* **PROBLEM DESCRIPTION**: Copy out the entries below precisely; nothing is to be omitted.

* **SOURCE MATERIAL**:
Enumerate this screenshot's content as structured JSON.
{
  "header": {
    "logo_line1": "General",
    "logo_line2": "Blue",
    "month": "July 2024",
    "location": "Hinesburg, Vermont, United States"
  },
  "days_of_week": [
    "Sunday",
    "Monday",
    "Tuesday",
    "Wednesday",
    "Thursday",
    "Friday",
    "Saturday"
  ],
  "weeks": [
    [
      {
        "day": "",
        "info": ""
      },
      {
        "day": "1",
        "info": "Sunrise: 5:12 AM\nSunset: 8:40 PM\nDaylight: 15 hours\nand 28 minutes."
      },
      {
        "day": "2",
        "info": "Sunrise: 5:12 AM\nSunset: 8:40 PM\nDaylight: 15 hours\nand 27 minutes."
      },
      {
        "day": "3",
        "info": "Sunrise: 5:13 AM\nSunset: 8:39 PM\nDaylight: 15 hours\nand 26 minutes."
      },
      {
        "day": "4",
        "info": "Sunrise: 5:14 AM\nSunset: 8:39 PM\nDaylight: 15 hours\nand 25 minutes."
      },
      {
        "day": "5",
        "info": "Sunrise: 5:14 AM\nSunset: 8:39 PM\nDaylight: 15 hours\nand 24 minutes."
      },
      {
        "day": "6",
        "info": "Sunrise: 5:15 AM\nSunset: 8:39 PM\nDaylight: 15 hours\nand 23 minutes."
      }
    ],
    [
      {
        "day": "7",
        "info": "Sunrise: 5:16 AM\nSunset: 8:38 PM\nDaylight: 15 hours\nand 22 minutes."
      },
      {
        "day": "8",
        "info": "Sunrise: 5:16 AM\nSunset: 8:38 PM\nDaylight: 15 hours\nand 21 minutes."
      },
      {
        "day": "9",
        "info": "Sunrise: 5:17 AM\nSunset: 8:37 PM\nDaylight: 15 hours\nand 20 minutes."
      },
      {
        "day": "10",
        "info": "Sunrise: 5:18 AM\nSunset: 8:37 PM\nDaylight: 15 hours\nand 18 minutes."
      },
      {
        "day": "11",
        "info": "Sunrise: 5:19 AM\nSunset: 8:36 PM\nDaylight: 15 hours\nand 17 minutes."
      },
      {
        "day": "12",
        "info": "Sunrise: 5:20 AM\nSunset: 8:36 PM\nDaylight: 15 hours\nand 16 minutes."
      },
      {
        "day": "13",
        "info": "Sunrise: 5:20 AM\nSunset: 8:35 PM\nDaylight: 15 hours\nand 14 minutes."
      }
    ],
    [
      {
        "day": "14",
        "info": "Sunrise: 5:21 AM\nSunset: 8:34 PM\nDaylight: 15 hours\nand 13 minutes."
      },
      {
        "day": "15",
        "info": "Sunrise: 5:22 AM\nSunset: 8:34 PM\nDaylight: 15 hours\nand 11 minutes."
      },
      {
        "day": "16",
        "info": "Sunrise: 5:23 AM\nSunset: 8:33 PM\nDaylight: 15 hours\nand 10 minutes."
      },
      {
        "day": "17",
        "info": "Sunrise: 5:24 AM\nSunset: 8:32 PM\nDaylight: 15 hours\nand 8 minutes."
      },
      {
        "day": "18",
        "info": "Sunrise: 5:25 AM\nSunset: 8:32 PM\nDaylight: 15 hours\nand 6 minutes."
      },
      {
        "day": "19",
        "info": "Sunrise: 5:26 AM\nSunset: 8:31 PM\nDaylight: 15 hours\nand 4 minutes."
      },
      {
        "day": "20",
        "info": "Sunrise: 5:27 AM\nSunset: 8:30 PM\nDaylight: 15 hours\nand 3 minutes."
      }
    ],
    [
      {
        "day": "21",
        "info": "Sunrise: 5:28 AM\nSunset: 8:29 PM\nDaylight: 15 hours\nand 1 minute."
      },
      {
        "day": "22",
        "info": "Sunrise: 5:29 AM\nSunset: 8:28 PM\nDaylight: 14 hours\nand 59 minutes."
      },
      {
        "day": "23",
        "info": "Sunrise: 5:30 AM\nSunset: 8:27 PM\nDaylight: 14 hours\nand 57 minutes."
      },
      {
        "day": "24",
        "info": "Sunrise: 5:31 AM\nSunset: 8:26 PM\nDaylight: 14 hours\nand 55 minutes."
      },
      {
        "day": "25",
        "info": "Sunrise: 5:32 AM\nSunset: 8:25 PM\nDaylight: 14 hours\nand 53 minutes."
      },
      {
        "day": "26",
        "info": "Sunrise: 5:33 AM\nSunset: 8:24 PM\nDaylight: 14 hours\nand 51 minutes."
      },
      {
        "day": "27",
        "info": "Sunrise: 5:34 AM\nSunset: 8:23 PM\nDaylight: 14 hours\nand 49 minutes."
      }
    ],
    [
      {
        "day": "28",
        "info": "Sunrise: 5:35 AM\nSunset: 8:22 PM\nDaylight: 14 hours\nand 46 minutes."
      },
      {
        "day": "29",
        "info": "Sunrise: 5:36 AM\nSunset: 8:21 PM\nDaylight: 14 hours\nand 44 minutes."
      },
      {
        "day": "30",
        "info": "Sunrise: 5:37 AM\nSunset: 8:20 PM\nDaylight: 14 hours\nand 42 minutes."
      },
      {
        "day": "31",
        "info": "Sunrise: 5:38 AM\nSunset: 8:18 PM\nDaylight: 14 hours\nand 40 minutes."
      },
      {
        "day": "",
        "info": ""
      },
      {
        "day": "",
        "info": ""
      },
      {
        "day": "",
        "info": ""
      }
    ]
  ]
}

* **OUTPUT**:
Enumerate this screenshot's content as structured JSON.
{
  "header": {
    "logo_line1": "General",
    "logo_line2": "Blue",
    "month": "July 2024",
    "location": "Hinesburg, Vermont, United States"
  },
  "days_of_week": [
    "Sunday",
    "Monday",
    "Tuesday",
    "Wednesday",
    "Thursday",
    "Friday",
    "Saturday"
  ],
  "weeks": [
    [
      {
        "day": "",
        "info": ""
      },
      {
        "day": "1",
        "info": "Sunrise: 5:12 AM\nSunset: 8:40 PM\nDaylight: 15 hours\nand 28 minutes."
      },
      {
        "day": "2",
        "info": "Sunrise: 5:12 AM\nSunset: 8:40 PM\nDaylight: 15 hours\nand 27 minutes."
      },
      {
        "day": "3",
        "info": "Sunrise: 5:13 AM\nSunset: 8:39 PM\nDaylight: 15 hours\nand 26 minutes."
      },
      {
        "day": "4",
        "info": "Sunrise: 5:14 AM\nSunset: 8:39 PM\nDaylight: 15 hours\nand 25 minutes."
      },
      {
        "day": "5",
        "info": "Sunrise: 5:14 AM\nSunset: 8:39 PM\nDaylight: 15 hours\nand 24 minutes."
      },
      {
        "day": "6",
        "info": "Sunrise: 5:15 AM\nSunset: 8:39 PM\nDaylight: 15 hours\nand 23 minutes."
      }
    ],
    [
      {
        "day": "7",
        "info": "Sunrise: 5:16 AM\nSunset: 8:38 PM\nDaylight: 15 hours\nand 22 minutes."
      },
      {
        "day": "8",
        "info": "Sunrise: 5:16 AM\nSunset: 8:38 PM\nDaylight: 15 hours\nand 21 minutes."
      },
      {
        "day": "9",
        "info": "Sunrise: 5:17 AM\nSunset: 8:37 PM\nDaylight: 15 hours\nand 20 minutes."
      },
      {
        "day": "10",
        "info": "Sunrise: 5:18 AM\nSunset: 8:37 PM\nDaylight: 15 hours\nand 18 minutes."
      },
      {
        "day": "11",
        "info": "Sunrise: 5:19 AM\nSunset: 8:36 PM\nDaylight: 15 hours\nand 17 minutes."
      },
      {
        "day": "12",
        "info": "Sunrise: 5:20 AM\nSunset: 8:36 PM\nDaylight: 15 hours\nand 16 minutes."
      },
      {
        "day": "13",
        "info": "Sunrise: 5:20 AM\nSunset: 8:35 PM\nDaylight: 15 hours\nand 14 minutes."
      }
    ],
    [
      {
        "day": "14",
        "info": "Sunrise: 5:21 AM\nSunset: 8:34 PM\nDaylight: 15 hours\nand 13 minutes."
      },
      {
        "day": "15",
        "info": "Sunrise: 5:22 AM\nSunset: 8:34 PM\nDaylight: 15 hours\nand 11 minutes."
      },
      {
        "day": "16",
        "info": "Sunrise: 5:23 AM\nSunset: 8:33 PM\nDaylight: 15 hours\nand 10 minutes."
      },
      {
        "day": "17",
        "info": "Sunrise: 5:24 AM\nSunset: 8:32 PM\nDaylight: 15 hours\nand 8 minutes."
      },
      {
        "day": "18",
        "info": "Sunrise: 5:25 AM\nSunset: 8:32 PM\nDaylight: 15 hours\nand 6 minutes."
      },
      {
        "day": "19",
        "info": "Sunrise: 5:26 AM\nSunset: 8:31 PM\nDaylight: 15 hours\nand 4 minutes."
      },
      {
        "day": "20",
        "info": "Sunrise: 5:27 AM\nSunset: 8:30 PM\nDaylight: 15 hours\nand 3 minutes."
      }
    ],
    [
      {
        "day": "21",
        "info": "Sunrise: 5:28 AM\nSunset: 8:29 PM\nDaylight: 15 hours\nand 1 minute."
      },
      {
        "day": "22",
        "info": "Sunrise: 5:29 AM\nSunset: 8:28 PM\nDaylight: 14 hours\nand 59 minutes."
      },
      {
        "day": "23",
        "info": "Sunrise: 5:30 AM\nSunset: 8:27 PM\nDaylight: 14 hours\nand 57 minutes."
      },
      {
        "day": "24",
        "info": "Sunrise: 5:31 AM\nSunset: 8:26 PM\nDaylight: 14 hours\nand 55 minutes."
      },
      {
        "day": "25",
        "info": "Sunrise: 5:32 AM\nSunset: 8:25 PM\nDaylight: 14 hours\nand 53 minutes."
      },
      {
        "day": "26",
        "info": "Sunrise: 5:33 AM\nSunset: 8:24 PM\nDaylight: 14 hours\nand 51 minutes."
      },
      {
        "day": "27",
        "info": "Sunrise: 5:34 AM\nSunset: 8:23 PM\nDaylight: 14 hours\nand 49 minutes."
      }
    ],
    [
      {
        "day": "28",
        "info": "Sunrise: 5:35 AM\nSunset: 8:22 PM\nDaylight: 14 hours\nand 46 minutes."
      },
      {
        "day": "29",
        "info": "Sunrise: 5:36 AM\nSunset: 8:21 PM\nDaylight: 14 hours\nand 44 minutes."
      },
      {
        "day": "30",
        "info": "Sunrise: 5:37 AM\nSunset: 8:20 PM\nDaylight: 14 hours\nand 42 minutes."
      },
      {
        "day": "31",
        "info": "Sunrise: 5:38 AM\nSunset: 8:18 PM\nDaylight: 14 hours\nand 40 minutes."
      },
      {
        "day": "",
        "info": ""
      },
      {
        "day": "",
        "info": ""
      },
      {
        "day": "",
        "info": ""
      }
    ]
  ]
}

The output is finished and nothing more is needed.